Shoppers turn to ethical goods despite recession

Spending on ethical goods and services grew by almost a fifth over two years despite the economic downturn.

The "ethical market" in the UK was worth 43.2bn in 2009 compared with 36.5bn two years earlier, an increase of 18 per cent, according to The Co-operative Bank's annual Ethical Consumerism Report.

The report has been compiled since 1999 and analyses sales data for food, household goods, eco-travel and ethical finance.

Winners throughout the downturn included Fairtrade products, the RSPCA's Freedom Food-labelled items and ethical banking.

However organic food, rechargeable batteries and real nappies, as opposed to disposable versions, lost out.

Spending on ethical food and drink increased by 27 per cent to reach 6.5bn, or 8 per cent of all food and drink sales.

Fairtrade food grew by 64 per cent to reach sales of 749m, while sales of Freedom Food products tripled in two years to reach 122m.

Sales of organic food fell by 14 per cent to 1,704m.
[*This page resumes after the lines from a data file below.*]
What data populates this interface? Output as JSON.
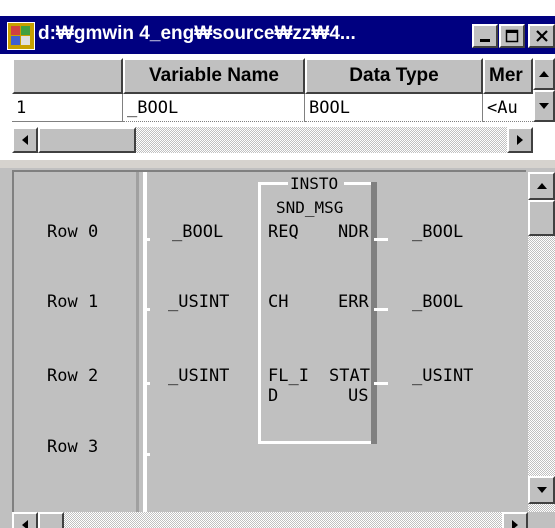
{
  "window": {
    "title": "d:₩gmwin 4_eng₩source₩zz₩4..."
  },
  "grid": {
    "columns": [
      "Variable Name",
      "Data Type",
      "Mer"
    ],
    "row": {
      "index": "1",
      "name": "_BOOL",
      "type": "BOOL",
      "extra": "<Au"
    }
  },
  "ladder": {
    "rows": [
      "Row 0",
      "Row 1",
      "Row 2",
      "Row 3"
    ],
    "block": {
      "name_line1": "INSTO",
      "name_line2": "SND_MSG"
    },
    "inputs": [
      {
        "var": "_BOOL",
        "pin": "REQ"
      },
      {
        "var": "_USINT",
        "pin": "CH"
      },
      {
        "var": "_USINT",
        "pin_line1": "FL_I",
        "pin_line2": "D"
      }
    ],
    "outputs": [
      {
        "pin": "NDR",
        "var": "_BOOL"
      },
      {
        "pin": "ERR",
        "var": "_BOOL"
      },
      {
        "pin_line1": "STAT",
        "pin_line2": "US",
        "var": "_USINT"
      }
    ]
  },
  "colors": {
    "titlebar": "#000080",
    "panel": "#c0c0c0",
    "header_band": "#d6d3ce"
  }
}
Ethical personal products including clothing and cosmetics was the fastest growing sector, increasing by 29 per cent to 1.8bn.

The market for green home products such as energy efficient appliances grew by 8 per cent in two years to reach 7.1bn.

Ethical finance increased by 23 per cent to reach 19.3bn between 2007 and 2009, helped by a "flight to trust" among consumers disenchanted with much of the financial services sector.

Tim Franklin, chief operating officer of The Co-operative Financial Services, said: "This annual report clearly shows that the growth in ethical consumerism continues to outstrip the market as a whole. I have no doubt that this will come as a surprise to those commentators who thought ethical considerations would be the first casualty of an economic downturn.